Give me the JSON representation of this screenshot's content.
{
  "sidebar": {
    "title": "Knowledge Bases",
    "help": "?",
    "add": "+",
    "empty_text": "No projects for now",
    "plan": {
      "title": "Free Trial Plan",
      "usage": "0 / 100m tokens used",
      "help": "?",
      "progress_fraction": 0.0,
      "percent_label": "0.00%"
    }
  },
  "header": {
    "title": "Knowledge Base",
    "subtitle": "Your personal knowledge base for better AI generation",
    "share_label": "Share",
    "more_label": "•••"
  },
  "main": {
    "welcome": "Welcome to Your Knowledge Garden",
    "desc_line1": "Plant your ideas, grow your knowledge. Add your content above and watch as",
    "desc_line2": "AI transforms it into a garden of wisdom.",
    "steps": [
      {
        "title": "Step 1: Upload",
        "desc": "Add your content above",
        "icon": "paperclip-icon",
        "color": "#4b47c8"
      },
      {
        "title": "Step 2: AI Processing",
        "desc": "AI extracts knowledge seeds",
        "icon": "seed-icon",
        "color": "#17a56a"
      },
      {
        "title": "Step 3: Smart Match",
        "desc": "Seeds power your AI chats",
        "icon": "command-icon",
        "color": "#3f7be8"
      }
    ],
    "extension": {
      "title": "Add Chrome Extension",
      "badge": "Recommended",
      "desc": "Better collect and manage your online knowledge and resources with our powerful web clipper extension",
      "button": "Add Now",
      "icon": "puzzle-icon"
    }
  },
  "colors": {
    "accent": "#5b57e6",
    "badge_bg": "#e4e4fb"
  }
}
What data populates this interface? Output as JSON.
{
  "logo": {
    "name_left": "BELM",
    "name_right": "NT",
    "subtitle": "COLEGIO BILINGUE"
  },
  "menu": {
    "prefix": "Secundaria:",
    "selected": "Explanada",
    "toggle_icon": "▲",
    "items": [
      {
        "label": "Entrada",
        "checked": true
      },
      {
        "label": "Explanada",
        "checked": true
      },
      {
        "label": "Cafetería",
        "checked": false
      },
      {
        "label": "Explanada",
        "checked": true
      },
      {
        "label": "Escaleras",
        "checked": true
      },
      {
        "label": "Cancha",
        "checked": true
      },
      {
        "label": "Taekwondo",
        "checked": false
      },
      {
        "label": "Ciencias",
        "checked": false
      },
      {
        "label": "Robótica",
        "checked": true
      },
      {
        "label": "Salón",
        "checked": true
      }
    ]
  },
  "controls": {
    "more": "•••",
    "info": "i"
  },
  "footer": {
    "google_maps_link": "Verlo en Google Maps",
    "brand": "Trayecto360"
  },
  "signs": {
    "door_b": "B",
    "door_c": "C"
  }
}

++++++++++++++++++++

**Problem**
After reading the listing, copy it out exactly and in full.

**Written reply**
Give me the JSON representation of this screenshot's content.
{
  "sidebar": {
    "title": "Knowledge Bases",
    "help": "?",
    "add": "+",
    "empty_text": "No projects for now",
    "plan": {
      "title": "Free Trial Plan",
      "usage": "0 / 100m tokens used",
      "help": "?",
      "progress_fraction": 0.0,
      "percent_label": "0.00%"
    }
  },
  "header": {
    "title": "Knowledge Base",
    "subtitle": "Your personal knowledge base for better AI generation",
    "share_label": "Share",
    "more_label": "•••"
  },
  "main": {
    "welcome": "Welcome to Your Knowledge Garden",
    "desc_line1": "Plant your ideas, grow your knowledge. Add your content above and watch as",
    "desc_line2": "AI transforms it into a garden of wisdom.",
    "steps": [
      {
        "title": "Step 1: Upload",
        "desc": "Add your content above",
        "icon": "paperclip-icon",
        "color": "#4b47c8"
      },
      {
        "title": "Step 2: AI Processing",
        "desc": "AI extracts knowledge seeds",
        "icon": "seed-icon",
        "color": "#17a56a"
      },
      {
        "title": "Step 3: Smart Match",
        "desc": "Seeds power your AI chats",
        "icon": "command-icon",
        "color": "#3f7be8"
      }
    ],
    "extension": {
      "title": "Add Chrome Extension",
      "badge": "Recommended",
      "desc": "Better collect and manage your online knowledge and resources with our powerful web clipper extension",
      "button": "Add Now",
      "icon": "puzzle-icon"
    }
  },
  "colors": {
    "accent": "#5b57e6",
    "badge_bg": "#e4e4fb"
  }
}
What data populates this interface? Output as JSON.
{
  "logo": {
    "name_left": "BELM",
    "name_right": "NT",
    "subtitle": "COLEGIO BILINGUE"
  },
  "menu": {
    "prefix": "Secundaria:",
    "selected": "Explanada",
    "toggle_icon": "▲",
    "items": [
      {
        "label": "Entrada",
        "checked": true
      },
      {
        "label": "Explanada",
        "checked": true
      },
      {
        "label": "Cafetería",
        "checked": false
      },
      {
        "label": "Explanada",
        "checked": true
      },
      {
        "label": "Escaleras",
        "checked": true
      },
      {
        "label": "Cancha",
        "checked": true
      },
      {
        "label": "Taekwondo",
        "checked": false
      },
      {
        "label": "Ciencias",
        "checked": false
      },
      {
        "label": "Robótica",
        "checked": true
      },
      {
        "label": "Salón",
        "checked": true
      }
    ]
  },
  "controls": {
    "more": "•••",
    "info": "i"
  },
  "footer": {
    "google_maps_link": "Verlo en Google Maps",
    "brand": "Trayecto360"
  },
  "signs": {
    "door_b": "B",
    "door_c": "C"
  }
}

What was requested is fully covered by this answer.